§ Aim of the exercise:
An exact copy of the listing is required.
:::::
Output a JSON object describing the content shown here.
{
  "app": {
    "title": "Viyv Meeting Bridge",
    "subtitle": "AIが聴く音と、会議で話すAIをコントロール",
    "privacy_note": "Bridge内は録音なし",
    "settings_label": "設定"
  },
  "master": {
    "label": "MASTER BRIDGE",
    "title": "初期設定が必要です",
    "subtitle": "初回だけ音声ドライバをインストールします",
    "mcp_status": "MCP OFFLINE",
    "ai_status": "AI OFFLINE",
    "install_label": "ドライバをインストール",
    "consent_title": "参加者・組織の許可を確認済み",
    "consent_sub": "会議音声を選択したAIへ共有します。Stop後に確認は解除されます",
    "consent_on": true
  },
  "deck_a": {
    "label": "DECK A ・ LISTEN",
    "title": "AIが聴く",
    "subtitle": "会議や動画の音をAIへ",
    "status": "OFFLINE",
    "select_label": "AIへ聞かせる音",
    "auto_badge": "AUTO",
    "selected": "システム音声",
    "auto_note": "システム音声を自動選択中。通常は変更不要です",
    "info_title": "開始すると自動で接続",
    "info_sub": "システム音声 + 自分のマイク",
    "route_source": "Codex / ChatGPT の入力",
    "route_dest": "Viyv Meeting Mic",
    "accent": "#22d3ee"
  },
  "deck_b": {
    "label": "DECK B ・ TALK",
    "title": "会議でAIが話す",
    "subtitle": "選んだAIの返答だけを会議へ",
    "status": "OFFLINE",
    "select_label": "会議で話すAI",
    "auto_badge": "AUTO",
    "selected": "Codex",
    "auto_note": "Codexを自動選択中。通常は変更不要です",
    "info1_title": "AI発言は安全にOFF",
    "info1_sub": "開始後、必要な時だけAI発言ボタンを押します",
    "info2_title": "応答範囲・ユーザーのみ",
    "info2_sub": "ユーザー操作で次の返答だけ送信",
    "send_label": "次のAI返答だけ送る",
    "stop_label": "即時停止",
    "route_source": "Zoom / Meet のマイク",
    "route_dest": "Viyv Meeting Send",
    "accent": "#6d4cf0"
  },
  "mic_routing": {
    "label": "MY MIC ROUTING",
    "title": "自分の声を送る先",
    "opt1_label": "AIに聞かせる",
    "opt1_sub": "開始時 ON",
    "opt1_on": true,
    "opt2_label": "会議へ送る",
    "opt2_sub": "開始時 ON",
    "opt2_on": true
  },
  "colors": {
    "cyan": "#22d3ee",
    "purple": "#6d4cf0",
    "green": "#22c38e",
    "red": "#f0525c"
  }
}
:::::
§ Solved problem:
Output a JSON object describing the content shown here.
{
  "app": {
    "title": "Viyv Meeting Bridge",
    "subtitle": "AIが聴く音と、会議で話すAIをコントロール",
    "privacy_note": "Bridge内は録音なし",
    "settings_label": "設定"
  },
  "master": {
    "label": "MASTER BRIDGE",
    "title": "初期設定が必要です",
    "subtitle": "初回だけ音声ドライバをインストールします",
    "mcp_status": "MCP OFFLINE",
    "ai_status": "AI OFFLINE",
    "install_label": "ドライバをインストール",
    "consent_title": "参加者・組織の許可を確認済み",
    "consent_sub": "会議音声を選択したAIへ共有します。Stop後に確認は解除されます",
    "consent_on": true
  },
  "deck_a": {
    "label": "DECK A ・ LISTEN",
    "title": "AIが聴く",
    "subtitle": "会議や動画の音をAIへ",
    "status": "OFFLINE",
    "select_label": "AIへ聞かせる音",
    "auto_badge": "AUTO",
    "selected": "システム音声",
    "auto_note": "システム音声を自動選択中。通常は変更不要です",
    "info_title": "開始すると自動で接続",
    "info_sub": "システム音声 + 自分のマイク",
    "route_source": "Codex / ChatGPT の入力",
    "route_dest": "Viyv Meeting Mic",
    "accent": "#22d3ee"
  },
  "deck_b": {
    "label": "DECK B ・ TALK",
    "title": "会議でAIが話す",
    "subtitle": "選んだAIの返答だけを会議へ",
    "status": "OFFLINE",
    "select_label": "会議で話すAI",
    "auto_badge": "AUTO",
    "selected": "Codex",
    "auto_note": "Codexを自動選択中。通常は変更不要です",
    "info1_title": "AI発言は安全にOFF",
    "info1_sub": "開始後、必要な時だけAI発言ボタンを押します",
    "info2_title": "応答範囲・ユーザーのみ",
    "info2_sub": "ユーザー操作で次の返答だけ送信",
    "send_label": "次のAI返答だけ送る",
    "stop_label": "即時停止",
    "route_source": "Zoom / Meet のマイク",
    "route_dest": "Viyv Meeting Send",
    "accent": "#6d4cf0"
  },
  "mic_routing": {
    "label": "MY MIC ROUTING",
    "title": "自分の声を送る先",
    "opt1_label": "AIに聞かせる",
    "opt1_sub": "開始時 ON",
    "opt1_on": true,
    "opt2_label": "会議へ送る",
    "opt2_sub": "開始時 ON",
    "opt2_on": true
  },
  "colors": {
    "cyan": "#22d3ee",
    "purple": "#6d4cf0",
    "green": "#22c38e",
    "red": "#f0525c"
  }
}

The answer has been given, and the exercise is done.